Meet the Team – Candyce Patterson

Please join us in celebrating and thanking our (NEW) Bereavement Coordinator, Candyce Patterson, MS, CLC! Thank you Candyce and WELCOME TO LONGLEAF! We are glad you are here!

Meet Candyce:

Married? Children?
I have been married for 25 years and have a 24 year-old son and 16 year-old daughter.

When did you first realize you wanted to go into this line of work?
I have been in the counseling and mental health field for approximately 14 years. I began utilizing my program management and counseling skills in Hospice 8 years ago as a favor. What was supposed to be a 6-month assignment to help a Volunteer Program meet compliance turned into a love for bringing joy, peace and comfort to terminally ill patients and their families.

What about your job in this field brings you this most joy?
I enjoy helping others understand the grief process. Letting them know that it is “Okay to not be okay” and that you can smile and laugh simultaneously while broken hearted and sad. I feel the most joy when I can assist a patient or family take the focus off of the dying and/or death process, and to shift it to fond memories, accomplishments and the overall meaning of life.

What is the most challenging aspect of your job?
The most challenging part of the job is that while we would love every death to be a good death, some will not be, which can complicate the grief process for families. In these moments, you have to pull from your cup and offer them emotional support that exceeds your regular scope of services.
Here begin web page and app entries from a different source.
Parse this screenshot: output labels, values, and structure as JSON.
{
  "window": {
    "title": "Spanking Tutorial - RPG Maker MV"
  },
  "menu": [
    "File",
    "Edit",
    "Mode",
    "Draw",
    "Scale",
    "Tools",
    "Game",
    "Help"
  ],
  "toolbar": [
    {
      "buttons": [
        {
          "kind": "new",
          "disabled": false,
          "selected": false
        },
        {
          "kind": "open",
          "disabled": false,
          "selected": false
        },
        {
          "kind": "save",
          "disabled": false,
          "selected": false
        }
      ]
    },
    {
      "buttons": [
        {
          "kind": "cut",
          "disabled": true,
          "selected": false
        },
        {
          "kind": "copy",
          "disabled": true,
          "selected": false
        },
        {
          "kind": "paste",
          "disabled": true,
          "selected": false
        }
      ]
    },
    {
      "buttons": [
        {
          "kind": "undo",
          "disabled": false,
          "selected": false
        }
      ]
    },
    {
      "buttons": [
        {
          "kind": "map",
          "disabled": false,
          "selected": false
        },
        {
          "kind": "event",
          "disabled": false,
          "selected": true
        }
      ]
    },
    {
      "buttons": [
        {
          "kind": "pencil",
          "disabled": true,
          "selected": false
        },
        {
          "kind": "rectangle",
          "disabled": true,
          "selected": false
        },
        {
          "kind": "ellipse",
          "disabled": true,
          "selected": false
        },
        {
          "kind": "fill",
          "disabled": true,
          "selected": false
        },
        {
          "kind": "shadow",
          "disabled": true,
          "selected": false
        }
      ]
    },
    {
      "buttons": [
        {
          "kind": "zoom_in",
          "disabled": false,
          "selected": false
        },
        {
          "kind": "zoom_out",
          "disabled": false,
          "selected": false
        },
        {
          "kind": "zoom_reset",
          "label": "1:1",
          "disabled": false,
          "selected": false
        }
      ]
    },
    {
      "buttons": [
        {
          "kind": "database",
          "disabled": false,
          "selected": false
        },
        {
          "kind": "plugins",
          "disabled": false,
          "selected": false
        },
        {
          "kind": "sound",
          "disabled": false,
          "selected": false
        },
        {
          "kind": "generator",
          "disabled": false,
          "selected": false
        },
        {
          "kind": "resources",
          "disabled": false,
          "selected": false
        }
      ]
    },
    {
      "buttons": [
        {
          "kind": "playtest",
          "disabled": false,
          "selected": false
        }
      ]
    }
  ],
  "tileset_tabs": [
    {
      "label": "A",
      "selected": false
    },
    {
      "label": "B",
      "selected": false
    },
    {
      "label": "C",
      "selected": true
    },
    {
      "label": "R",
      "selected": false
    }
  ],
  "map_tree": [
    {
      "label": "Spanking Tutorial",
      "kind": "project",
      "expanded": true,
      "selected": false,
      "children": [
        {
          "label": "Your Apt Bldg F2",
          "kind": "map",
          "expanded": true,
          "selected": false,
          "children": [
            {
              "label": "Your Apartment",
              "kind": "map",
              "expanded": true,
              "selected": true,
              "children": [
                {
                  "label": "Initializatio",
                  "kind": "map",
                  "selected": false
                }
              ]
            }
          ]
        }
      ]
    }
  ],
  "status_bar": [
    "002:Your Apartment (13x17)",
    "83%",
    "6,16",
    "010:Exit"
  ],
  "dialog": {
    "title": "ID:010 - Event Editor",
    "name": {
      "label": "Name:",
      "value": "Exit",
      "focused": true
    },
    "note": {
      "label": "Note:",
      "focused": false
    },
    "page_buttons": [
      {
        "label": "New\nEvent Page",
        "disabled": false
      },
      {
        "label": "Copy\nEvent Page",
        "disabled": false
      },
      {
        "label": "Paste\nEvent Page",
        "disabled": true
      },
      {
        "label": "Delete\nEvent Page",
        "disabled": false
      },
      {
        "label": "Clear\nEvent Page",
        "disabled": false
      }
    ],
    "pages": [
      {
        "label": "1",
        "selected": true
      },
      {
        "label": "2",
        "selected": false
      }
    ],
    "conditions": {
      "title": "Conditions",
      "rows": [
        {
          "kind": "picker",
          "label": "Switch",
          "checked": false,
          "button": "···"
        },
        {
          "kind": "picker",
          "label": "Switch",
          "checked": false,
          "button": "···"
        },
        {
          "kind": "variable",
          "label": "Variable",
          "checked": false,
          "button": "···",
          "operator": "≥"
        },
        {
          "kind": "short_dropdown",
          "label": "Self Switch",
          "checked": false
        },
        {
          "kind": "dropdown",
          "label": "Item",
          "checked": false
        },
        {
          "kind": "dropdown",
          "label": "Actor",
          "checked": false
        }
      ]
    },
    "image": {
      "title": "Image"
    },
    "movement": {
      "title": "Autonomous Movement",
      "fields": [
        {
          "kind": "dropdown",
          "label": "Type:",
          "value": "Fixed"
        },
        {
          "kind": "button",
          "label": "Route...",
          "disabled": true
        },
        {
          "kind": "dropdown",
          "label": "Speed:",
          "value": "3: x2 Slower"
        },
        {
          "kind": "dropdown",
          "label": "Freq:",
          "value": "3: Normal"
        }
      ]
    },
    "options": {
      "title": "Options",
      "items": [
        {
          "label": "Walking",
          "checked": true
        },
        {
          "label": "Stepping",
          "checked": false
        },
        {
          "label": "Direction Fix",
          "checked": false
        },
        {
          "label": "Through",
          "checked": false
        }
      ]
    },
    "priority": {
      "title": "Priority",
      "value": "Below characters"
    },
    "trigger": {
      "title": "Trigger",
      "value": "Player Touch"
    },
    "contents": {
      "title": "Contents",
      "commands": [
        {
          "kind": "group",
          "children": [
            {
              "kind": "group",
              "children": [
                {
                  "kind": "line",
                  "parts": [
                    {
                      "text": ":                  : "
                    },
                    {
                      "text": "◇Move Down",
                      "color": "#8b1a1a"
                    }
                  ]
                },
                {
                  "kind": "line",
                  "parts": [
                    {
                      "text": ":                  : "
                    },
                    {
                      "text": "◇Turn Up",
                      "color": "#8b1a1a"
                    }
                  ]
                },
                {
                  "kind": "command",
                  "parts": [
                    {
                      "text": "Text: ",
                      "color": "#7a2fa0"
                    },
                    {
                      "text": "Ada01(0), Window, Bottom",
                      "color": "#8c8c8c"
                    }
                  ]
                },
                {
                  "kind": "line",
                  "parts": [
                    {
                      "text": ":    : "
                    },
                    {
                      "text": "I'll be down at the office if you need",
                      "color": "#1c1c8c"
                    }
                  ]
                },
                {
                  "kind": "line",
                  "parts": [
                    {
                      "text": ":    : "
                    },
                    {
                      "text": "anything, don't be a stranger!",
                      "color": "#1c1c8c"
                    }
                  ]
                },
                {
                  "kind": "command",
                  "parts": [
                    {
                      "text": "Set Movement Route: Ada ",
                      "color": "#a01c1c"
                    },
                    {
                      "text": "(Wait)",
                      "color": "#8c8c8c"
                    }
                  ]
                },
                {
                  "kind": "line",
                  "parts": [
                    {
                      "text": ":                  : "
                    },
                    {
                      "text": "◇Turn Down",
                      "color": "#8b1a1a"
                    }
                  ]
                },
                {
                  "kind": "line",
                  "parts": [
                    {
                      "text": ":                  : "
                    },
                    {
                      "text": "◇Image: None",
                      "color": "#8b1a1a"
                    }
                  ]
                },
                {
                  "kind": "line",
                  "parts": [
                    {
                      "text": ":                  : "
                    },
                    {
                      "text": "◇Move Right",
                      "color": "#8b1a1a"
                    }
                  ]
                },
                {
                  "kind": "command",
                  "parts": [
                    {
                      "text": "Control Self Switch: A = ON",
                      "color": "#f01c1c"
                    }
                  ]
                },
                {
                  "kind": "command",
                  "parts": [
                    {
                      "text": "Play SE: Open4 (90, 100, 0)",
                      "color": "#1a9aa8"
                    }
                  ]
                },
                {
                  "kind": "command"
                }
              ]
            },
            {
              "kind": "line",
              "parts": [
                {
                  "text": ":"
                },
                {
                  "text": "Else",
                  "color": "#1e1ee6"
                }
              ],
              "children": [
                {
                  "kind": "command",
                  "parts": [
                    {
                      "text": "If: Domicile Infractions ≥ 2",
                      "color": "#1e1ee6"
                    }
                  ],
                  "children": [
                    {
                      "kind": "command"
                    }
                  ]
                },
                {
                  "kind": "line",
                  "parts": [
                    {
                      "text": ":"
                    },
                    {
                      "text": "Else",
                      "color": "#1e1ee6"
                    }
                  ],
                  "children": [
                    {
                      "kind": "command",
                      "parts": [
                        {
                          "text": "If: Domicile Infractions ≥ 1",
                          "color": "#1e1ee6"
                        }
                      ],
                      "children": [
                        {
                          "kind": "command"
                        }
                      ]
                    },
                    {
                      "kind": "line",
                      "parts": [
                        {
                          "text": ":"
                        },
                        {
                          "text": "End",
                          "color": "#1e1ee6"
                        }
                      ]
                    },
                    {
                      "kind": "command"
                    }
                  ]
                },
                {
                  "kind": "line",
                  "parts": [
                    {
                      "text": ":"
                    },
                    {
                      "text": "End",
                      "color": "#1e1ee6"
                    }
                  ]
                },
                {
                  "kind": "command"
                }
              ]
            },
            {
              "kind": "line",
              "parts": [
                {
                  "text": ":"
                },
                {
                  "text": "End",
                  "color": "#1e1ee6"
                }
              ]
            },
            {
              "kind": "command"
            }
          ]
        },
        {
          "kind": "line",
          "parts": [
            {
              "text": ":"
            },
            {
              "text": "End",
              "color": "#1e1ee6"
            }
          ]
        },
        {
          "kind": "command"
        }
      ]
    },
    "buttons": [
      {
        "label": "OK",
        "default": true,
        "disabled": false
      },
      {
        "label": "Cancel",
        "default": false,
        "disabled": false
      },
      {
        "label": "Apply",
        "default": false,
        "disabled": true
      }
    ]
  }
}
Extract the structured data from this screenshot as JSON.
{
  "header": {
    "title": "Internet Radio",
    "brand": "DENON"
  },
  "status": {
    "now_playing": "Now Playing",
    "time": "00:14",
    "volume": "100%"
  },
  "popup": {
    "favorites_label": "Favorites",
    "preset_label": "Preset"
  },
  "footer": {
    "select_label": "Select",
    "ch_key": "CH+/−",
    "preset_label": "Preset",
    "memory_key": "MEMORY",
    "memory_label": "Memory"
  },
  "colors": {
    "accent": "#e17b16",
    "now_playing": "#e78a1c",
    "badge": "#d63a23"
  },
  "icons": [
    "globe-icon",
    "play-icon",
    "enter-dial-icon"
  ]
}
You have to put in the extra effort to get them to trust you enough to allow you to assist in navigating the grieving process.

What would you say to someone wanting to go into the roles of spiritual/pastoral/bereavement support in the hospice setting?
What advice might you give them starting out? A common statement I hear is “I don’t know how you work in hospice.” My simple response is that it is a calling and a gift; therefore, there should be a natural love and compassion for individuals going through a crisis in their life. I feel volunteering in Patient Care and/or Bereavement is an excellent opportunity to determine if hospice is the right career setting for an individual.

Anything else you would like to share about your journey in the world of hospice?
Hospice is a special place in the medical scope of care. It is often misunderstood. In addition to serving families, I enjoy educating individuals on what the hospice benefit provides and how it contributes to quality of life for terminally ill patients and their families.